A Tauranga firm and its director have been fined $16,400 for illegally disposing of demolition waste, including burning cladding containing asbestos.

Contour Ltd and director Steven Mark Miller were sentenced in the Tauranga District Court yesterday after earlier pleading guilty to two offences under the Resource Management Act.

The defendants admitted illegally disposing asbestos, treated timber and plastic.

This included openly burning cladding containing asbestos at Miller's property on Waikaraka Drive in Te Puna, which is also the headquarters of Contour Ltd. Exposure to asbestos has been found to cause lung cancer.


The offences happened between January 21 and 31 this year. Miller is one of the two directors of Contour, which offers landscaping services, demolition and rubbish removal services.

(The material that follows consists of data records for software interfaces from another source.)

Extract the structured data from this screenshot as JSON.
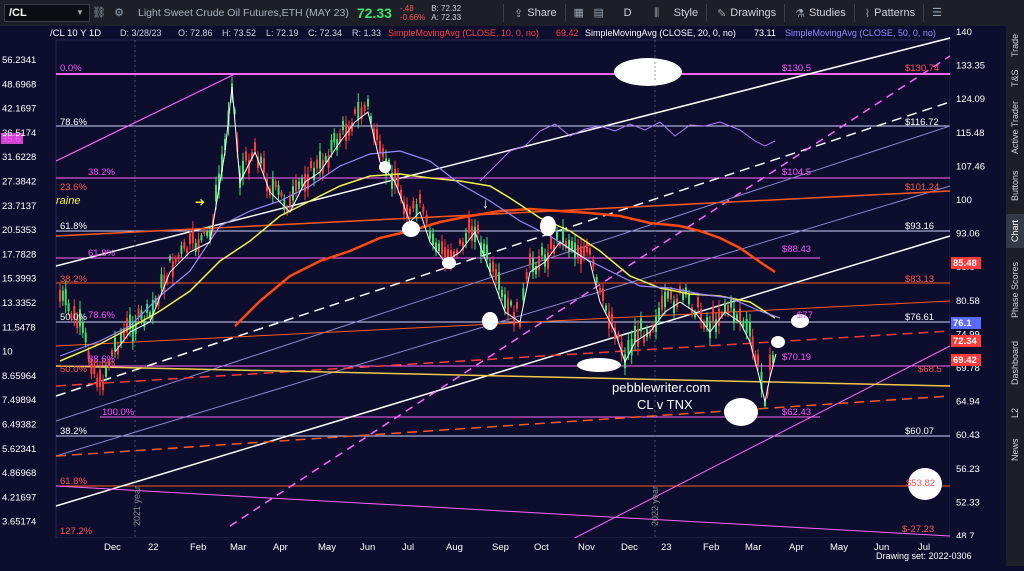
{
  "toolbar": {
    "symbol": "/CL",
    "description": "Light Sweet Crude Oil Futures,ETH (MAY 23)",
    "last": "72.33",
    "change": "-.48",
    "change_pct": "-0.66%",
    "bid": "B: 72.32",
    "ask": "A: 72.33",
    "share": "Share",
    "period": "D",
    "style": "Style",
    "drawings": "Drawings",
    "studies": "Studies",
    "patterns": "Patterns"
  },
  "chart_header": {
    "title": "/CL 10 Y 1D",
    "date": "D: 3/28/23",
    "open": "O: 72.86",
    "high": "H: 73.52",
    "low": "L: 72.19",
    "close": "C: 72.34",
    "ratio": "R: 1.33",
    "sma10": "SimpleMovingAvg (CLOSE, 10, 0, no)",
    "sma10_val": "69.42",
    "sma20": "SimpleMovingAvg (CLOSE, 20, 0, no)",
    "sma20_val": "73.11",
    "sma50": "SimpleMovingAvg (CLOSE, 50, 0, no)"
  },
  "colors": {
    "background": "#0d0d2e",
    "sma10": "#ff4040",
    "sma20": "#ffffff",
    "sma50": "#9a8cff",
    "fib_magenta": "#ff55ff",
    "orange": "#ff5a1f",
    "yellow": "#f2f24a",
    "last_green": "#3de36b"
  },
  "annotations": {
    "watermark_line1": "pebblewriter.com",
    "watermark_line2": "CL v TNX",
    "raine": "raine",
    "year_2021": "2021 year",
    "year_2022": "2022 year",
    "drawing_set": "Drawing set: 2022-0306"
  },
  "left_axis": [
    "56.2341",
    "48.6968",
    "42.1697",
    "36.5174",
    "31.6228",
    "27.3842",
    "23.7137",
    "20.5353",
    "17.7828",
    "15.3993",
    "13.3352",
    "11.5478",
    "10",
    "8.65964",
    "7.49894",
    "6.49382",
    "5.62341",
    "4.86968",
    "4.21697",
    "3.65174"
  ],
  "right_axis": [
    "140",
    "133.35",
    "124.09",
    "115.48",
    "107.46",
    "100",
    "93.06",
    "86.6",
    "80.58",
    "74.99",
    "69.78",
    "64.94",
    "60.43",
    "56.23",
    "52.33",
    "48.7"
  ],
  "right_tags": [
    {
      "text": "85.48",
      "color": "#ff3b3b"
    },
    {
      "text": "76.1",
      "color": "#5a6cff"
    },
    {
      "text": "72.34",
      "color": "#ff3b3b"
    },
    {
      "text": "69.42",
      "color": "#ff3b3b"
    }
  ],
  "fib_labels": [
    {
      "text": "0.0%",
      "color": "#ff55ff"
    },
    {
      "text": "78.6%",
      "color": "#ffffff"
    },
    {
      "text": "38.2%",
      "color": "#ff55ff"
    },
    {
      "text": "23.6%",
      "color": "#ff5555"
    },
    {
      "text": "61.8%",
      "color": "#ffffff"
    },
    {
      "text": "61.8%",
      "color": "#ff55ff"
    },
    {
      "text": "38.2%",
      "color": "#ff5555"
    },
    {
      "text": "50.0%",
      "color": "#ffffff"
    },
    {
      "text": "78.6%",
      "color": "#ff55ff"
    },
    {
      "text": "50.0%",
      "color": "#ff5555"
    },
    {
      "text": "88.6%",
      "color": "#ff55ff"
    },
    {
      "text": "100.0%",
      "color": "#ff55ff"
    },
    {
      "text": "38.2%",
      "color": "#ffffff"
    },
    {
      "text": "61.8%",
      "color": "#ff5555"
    },
    {
      "text": "127.2%",
      "color": "#ff5555"
    },
    {
      "text": "88.6%",
      "color": "#ff5555"
    },
    {
      "text": "35.6",
      "color": "#ff55ff"
    }
  ],
  "price_labels": [
    {
      "text": "$130.5",
      "color": "#ff55ff"
    },
    {
      "text": "$130.74",
      "color": "#ff5555"
    },
    {
      "text": "$116.72",
      "color": "#ffffff"
    },
    {
      "text": "$104.5",
      "color": "#ff55ff"
    },
    {
      "text": "$101.24",
      "color": "#ff5555"
    },
    {
      "text": "$93.16",
      "color": "#ffffff"
    },
    {
      "text": "$88.43",
      "color": "#ff55ff"
    },
    {
      "text": "$83.13",
      "color": "#ff5555"
    },
    {
      "text": "$76.61",
      "color": "#ffffff"
    },
    {
      "text": "$77",
      "color": "#ff55ff"
    },
    {
      "text": "$70.19",
      "color": "#ff55ff"
    },
    {
      "text": "$68.5",
      "color": "#ff5555"
    },
    {
      "text": "$62.43",
      "color": "#ff55ff"
    },
    {
      "text": "$60.07",
      "color": "#ffffff"
    },
    {
      "text": "$53.82",
      "color": "#ff5555"
    },
    {
      "text": "$-27.23",
      "color": "#ff5555"
    }
  ],
  "x_axis": [
    "Dec",
    "22",
    "Feb",
    "Mar",
    "Apr",
    "May",
    "Jun",
    "Jul",
    "Aug",
    "Sep",
    "Oct",
    "Nov",
    "Dec",
    "23",
    "Feb",
    "Mar",
    "Apr",
    "May",
    "Jun",
    "Jul"
  ],
  "right_sidebar": [
    "Trade",
    "T&S",
    "Active Trader",
    "Buttons",
    "Chart",
    "Phase Scores",
    "Dashboard",
    "L2",
    "News"
  ]
}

The Bay of Plenty Regional Council prosecution was launched after Miller demolished a workshop, shed, small garage and 13m-long fence at a Bellevue property for a client.

The client told Miller during the initial inspection some of the garage cladding was fibrolite and there was a risk it contained asbestos.

Miller took three truckloads of demolition waste, including cladding and treated timber, to his property, where some of it was piled up and burned.

The regional council received a complaint about the illegal disposal on January 29.

A council officer visited Miller's property the next day and found a pile of waste containing polystyrene, treated timber, electrical wire, plastic, cement board, laserlite sheeting, greenwaste and tyres.

Some of the waste had been burned and a sample of ash contained asbestos.

The council's lawyer, Adam Hopkinson, said it was the first of three similar prosecutions before the Tauranga District Court this year and was part of a growing trend across the country.

The defendants' lawyer, Ned Burke, said his clients did not usually carry out asbestos disposal work.

Miller had naively agreed to help out a valued client, and did not intend doing any more similar demolition work in future, he said.

Judge Robert Wolff said Miller's quote for the job was almost half that of another contractor. "The release of toxins into the air by taking shortcuts to turn a dollar cannot be tolerated.

"The over-riding sentence must be sufficient to send a deterrent message to other small-time operators that the release of dangerous and harmful toxins into the environment by taking shortcuts won't be permitted by the courts," the judge said.

Ninety-per cent of the fine must be paid to the regional council.

Miller declined to comment after the sentencing.